Have you found a pattern in the typical metrics or cash levers you optimize post acquisition? IE do you typically raise prices? Or do you find companies under investing in retention initiatives? Or not spending enough in marketing? Or is it really contextual to the acquisition and there’s no major pattern to improve the unit economics?
It is very specific to the deal. But if you have a good platform that is doing things efficiently you should expect to be able to leverage your processes to gain economies, whether on the marketing, pricing or retention. Integration is key however.
What are prime motivations to do M&As in SaaS? (eg. adding a new business line, killing a competitor etc.)
Those can vary, you can add customers, geographies, technical capabilities, product expansion, talent, or more than one of the above – all should be considered at the outset of creating an M&A strategy.
Do you promote the use of “anti-competition” agreements with founders while doing M&A’s?
Yes, we usually try to put some sort of non-compete into the agreement. These are getting harder and harder to enforce and generally you can not go out more than 2 years but if you pay for something you have some rights to keep them from competing. Cali is pretty tough to enforce, check your state laws on these.
How proactive vs. reactive was EIG when it came to acquisitions? Were you constantly pitched by VC firms shopping their portfolio companies looking for exits?
Yes, we were constantly in the market looking for opportunities, both self generated and inbound.
Is the size of the business (ARR) the key metrics for an acquisition or would it be a combination of that with technology, future growth, etc.?
The latter, everything should be taken into account. Size matters only to a degree, then it is about growth, profit, scale and how it might perform as integrated with other companies/assets/platforms.
What percentage of the sales are affiliate sales in the EIG hosting brands? Would EIG integrate affiliates into one platform for them to be able to sell all your brands?
Affiliates do contribute a decent amount to the new subscriber sales at EIG. Many affiliates work with multiple EIG brands.
How often does someone in the product org need to be an advocate of the deal for it to go forward? Are they usually product driven, or is it more opportunistic?
Obviously if there is a product component to the deal then having their input early on is HUGE! I am a big fan of making sure that potential acquisition ideas come from the product team and go into them on a continuous and regular cycle.
What’s the typical career path to a position such as yours? Founder/Operator or valuation experience at IB/PE?
Hah, not sure there is a typical career path. But mine has been entrepreneur, founder, CEO, Sr. executive along the way. I bought and sold a couple of my own companies before EIG. When we decided that “Inorganic” growth was going to be part of our strategy, I grabbed the baton and ran with it as I had a good understanding of the strategy of the company and had done a lot of different types of deals, BD, Sales and marketing before. Had to get up to speed on some of the modeling and valuation analysis. Its all part of an overall strategy.

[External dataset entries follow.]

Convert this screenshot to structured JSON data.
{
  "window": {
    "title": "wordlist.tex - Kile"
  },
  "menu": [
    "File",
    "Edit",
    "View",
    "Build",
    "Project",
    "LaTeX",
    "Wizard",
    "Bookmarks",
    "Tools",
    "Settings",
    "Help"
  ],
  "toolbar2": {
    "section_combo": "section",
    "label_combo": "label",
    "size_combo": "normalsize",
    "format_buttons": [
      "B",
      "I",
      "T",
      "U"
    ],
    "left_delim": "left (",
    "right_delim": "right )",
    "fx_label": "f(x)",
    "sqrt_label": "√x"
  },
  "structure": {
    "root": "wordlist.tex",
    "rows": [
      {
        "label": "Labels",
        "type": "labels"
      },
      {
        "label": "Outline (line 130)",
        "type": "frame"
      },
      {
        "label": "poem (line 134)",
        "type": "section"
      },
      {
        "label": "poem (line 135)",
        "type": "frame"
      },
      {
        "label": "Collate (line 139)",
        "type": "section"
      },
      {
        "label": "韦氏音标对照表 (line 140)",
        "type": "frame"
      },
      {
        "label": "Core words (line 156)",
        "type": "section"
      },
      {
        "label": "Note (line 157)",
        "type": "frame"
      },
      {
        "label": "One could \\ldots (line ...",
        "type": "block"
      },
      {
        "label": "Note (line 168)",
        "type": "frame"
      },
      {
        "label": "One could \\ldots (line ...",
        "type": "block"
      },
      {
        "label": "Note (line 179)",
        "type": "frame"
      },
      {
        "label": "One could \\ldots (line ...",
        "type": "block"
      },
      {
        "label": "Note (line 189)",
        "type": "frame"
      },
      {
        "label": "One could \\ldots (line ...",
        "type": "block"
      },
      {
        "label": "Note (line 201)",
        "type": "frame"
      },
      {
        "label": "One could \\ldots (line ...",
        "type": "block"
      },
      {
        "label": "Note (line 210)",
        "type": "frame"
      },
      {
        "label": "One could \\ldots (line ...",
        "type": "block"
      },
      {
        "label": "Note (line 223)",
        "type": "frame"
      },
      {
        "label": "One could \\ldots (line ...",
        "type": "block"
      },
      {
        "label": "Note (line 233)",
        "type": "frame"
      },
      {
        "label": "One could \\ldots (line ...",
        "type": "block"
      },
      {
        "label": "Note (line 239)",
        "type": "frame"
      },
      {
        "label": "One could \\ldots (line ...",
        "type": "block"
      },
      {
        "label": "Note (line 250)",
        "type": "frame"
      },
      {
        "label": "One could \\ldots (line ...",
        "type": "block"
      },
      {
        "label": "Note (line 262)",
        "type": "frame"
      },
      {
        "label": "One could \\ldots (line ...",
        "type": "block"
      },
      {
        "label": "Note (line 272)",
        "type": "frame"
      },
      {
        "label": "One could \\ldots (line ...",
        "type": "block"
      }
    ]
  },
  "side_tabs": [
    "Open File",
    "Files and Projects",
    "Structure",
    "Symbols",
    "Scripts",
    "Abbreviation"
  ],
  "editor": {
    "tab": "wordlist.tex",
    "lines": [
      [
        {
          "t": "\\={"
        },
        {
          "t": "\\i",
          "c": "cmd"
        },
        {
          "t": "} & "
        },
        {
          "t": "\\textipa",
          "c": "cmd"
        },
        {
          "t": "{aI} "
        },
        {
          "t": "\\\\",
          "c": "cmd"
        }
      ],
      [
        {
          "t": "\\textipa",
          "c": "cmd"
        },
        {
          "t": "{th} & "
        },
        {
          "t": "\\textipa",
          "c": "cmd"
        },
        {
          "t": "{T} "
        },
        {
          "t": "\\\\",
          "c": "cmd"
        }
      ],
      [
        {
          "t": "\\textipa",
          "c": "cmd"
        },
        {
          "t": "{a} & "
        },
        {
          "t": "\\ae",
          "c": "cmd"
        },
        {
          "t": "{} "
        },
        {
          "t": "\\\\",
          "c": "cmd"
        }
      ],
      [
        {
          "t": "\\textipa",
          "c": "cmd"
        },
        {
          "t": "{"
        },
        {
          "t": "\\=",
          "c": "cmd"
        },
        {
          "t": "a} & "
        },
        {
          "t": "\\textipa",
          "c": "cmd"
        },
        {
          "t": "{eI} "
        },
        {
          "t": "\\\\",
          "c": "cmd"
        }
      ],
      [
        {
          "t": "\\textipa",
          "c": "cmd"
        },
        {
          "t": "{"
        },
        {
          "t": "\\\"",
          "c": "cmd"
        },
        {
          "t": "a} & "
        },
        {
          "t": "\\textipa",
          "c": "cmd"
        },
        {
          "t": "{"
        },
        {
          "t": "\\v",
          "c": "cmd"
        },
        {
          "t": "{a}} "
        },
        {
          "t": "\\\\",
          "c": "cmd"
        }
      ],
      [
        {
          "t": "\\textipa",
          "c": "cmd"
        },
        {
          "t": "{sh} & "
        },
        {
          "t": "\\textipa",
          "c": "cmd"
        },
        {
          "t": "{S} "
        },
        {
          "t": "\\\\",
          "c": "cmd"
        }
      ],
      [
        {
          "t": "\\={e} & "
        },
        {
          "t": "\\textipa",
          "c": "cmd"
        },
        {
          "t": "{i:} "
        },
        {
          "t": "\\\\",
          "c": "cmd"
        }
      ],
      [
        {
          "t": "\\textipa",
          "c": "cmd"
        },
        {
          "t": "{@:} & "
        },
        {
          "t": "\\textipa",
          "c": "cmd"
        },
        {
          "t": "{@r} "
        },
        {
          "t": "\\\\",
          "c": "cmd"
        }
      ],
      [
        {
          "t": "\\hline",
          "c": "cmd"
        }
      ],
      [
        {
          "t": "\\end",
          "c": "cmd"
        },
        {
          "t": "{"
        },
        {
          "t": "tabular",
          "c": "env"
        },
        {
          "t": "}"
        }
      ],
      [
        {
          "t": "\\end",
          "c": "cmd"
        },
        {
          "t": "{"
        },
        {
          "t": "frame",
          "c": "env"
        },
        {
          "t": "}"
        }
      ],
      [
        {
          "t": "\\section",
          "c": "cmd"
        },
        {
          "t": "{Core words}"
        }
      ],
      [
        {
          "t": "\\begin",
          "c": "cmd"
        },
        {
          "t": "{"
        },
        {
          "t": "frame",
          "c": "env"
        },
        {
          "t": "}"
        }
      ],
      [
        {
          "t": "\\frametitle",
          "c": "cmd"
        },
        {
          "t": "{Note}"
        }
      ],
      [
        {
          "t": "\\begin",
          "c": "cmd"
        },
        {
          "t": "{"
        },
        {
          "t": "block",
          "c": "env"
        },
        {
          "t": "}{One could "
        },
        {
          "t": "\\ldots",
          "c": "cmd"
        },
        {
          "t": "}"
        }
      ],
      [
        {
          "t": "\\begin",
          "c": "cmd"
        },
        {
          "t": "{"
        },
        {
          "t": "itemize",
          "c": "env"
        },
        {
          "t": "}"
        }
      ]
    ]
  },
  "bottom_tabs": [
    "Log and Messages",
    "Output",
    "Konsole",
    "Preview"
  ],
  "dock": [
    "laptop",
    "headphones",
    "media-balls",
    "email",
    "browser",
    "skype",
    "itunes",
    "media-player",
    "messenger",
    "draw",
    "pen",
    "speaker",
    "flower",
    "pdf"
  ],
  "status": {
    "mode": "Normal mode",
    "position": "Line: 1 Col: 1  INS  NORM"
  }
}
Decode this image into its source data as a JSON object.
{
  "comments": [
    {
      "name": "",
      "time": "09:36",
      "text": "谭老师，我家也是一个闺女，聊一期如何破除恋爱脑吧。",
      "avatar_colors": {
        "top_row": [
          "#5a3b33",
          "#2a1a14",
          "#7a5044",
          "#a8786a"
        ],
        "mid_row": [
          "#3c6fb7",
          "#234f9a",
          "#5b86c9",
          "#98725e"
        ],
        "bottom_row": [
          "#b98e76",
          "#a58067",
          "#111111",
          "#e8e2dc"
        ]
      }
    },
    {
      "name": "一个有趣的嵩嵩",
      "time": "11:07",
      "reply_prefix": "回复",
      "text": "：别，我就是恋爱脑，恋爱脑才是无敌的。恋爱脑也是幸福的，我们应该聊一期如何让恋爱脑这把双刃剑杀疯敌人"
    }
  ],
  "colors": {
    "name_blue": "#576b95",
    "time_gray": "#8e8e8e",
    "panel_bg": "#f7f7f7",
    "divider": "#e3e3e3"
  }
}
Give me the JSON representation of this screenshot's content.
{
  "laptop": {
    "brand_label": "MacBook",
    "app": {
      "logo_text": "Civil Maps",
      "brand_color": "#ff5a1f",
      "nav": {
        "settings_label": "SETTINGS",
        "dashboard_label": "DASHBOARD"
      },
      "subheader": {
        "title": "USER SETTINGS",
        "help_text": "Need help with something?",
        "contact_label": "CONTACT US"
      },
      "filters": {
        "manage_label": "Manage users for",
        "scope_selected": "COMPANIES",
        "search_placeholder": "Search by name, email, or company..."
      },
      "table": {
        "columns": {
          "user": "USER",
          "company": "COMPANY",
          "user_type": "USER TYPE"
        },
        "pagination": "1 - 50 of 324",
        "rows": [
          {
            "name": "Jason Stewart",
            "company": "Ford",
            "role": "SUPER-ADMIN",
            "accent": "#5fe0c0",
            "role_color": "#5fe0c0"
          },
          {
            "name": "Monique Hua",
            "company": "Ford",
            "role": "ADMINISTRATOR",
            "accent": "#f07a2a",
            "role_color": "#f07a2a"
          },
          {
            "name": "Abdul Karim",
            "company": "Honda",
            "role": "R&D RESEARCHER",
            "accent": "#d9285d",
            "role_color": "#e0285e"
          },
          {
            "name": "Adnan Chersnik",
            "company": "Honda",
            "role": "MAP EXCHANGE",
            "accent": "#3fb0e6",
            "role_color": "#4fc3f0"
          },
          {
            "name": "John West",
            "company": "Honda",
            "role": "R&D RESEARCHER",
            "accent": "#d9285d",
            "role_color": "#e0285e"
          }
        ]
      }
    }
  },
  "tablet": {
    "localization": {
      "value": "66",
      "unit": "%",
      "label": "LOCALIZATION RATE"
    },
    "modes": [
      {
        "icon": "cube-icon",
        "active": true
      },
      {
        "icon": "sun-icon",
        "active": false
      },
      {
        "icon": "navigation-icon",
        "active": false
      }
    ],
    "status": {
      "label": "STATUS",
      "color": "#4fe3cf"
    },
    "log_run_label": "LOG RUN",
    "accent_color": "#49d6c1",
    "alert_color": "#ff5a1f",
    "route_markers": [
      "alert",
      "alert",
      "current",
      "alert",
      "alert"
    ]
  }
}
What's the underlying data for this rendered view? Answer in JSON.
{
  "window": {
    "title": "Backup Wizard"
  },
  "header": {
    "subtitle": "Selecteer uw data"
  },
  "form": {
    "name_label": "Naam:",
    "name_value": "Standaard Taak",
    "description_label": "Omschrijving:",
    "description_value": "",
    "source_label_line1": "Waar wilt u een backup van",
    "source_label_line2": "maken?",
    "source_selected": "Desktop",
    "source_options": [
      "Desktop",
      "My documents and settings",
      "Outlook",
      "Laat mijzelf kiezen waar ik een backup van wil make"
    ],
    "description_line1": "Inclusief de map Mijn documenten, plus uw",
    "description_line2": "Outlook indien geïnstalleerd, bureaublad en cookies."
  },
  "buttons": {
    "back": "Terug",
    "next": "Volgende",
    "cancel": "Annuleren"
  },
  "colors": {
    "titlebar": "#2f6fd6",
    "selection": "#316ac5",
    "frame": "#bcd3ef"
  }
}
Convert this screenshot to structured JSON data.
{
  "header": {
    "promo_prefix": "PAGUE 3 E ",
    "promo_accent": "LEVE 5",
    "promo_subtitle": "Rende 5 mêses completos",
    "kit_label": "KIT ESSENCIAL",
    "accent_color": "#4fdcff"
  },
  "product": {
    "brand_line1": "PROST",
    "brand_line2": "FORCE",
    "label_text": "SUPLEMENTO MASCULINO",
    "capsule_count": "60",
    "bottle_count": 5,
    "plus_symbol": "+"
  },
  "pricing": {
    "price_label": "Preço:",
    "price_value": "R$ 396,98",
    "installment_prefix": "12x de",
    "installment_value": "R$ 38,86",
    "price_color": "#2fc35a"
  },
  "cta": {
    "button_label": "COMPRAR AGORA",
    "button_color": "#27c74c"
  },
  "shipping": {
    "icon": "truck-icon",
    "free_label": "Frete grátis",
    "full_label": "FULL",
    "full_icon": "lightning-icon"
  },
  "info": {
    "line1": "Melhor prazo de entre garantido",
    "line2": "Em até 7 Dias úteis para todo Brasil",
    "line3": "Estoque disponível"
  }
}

If you have a decent understanding of how the operational areas of a company work together you can really help make acquisitions more successful.
Hey Joe, specifically for the EIG hosting assets like Bluehost, HostGator, BigRock… Did you guys partner with any companies to handle WordPress services or tweaks?
We generally do a lot of the WP things in house and have become major experts in it. But EIG is a big promoter/supporter of the WP ecosystem and the community. There is a big Biz Dev function at EIG that handles partnerships as well.
Thanks all very much, great questions, this was a lot of fun. Happy to talk further in another format if appropriate. Feel free to ask Nathan about that. Keep cranking!!!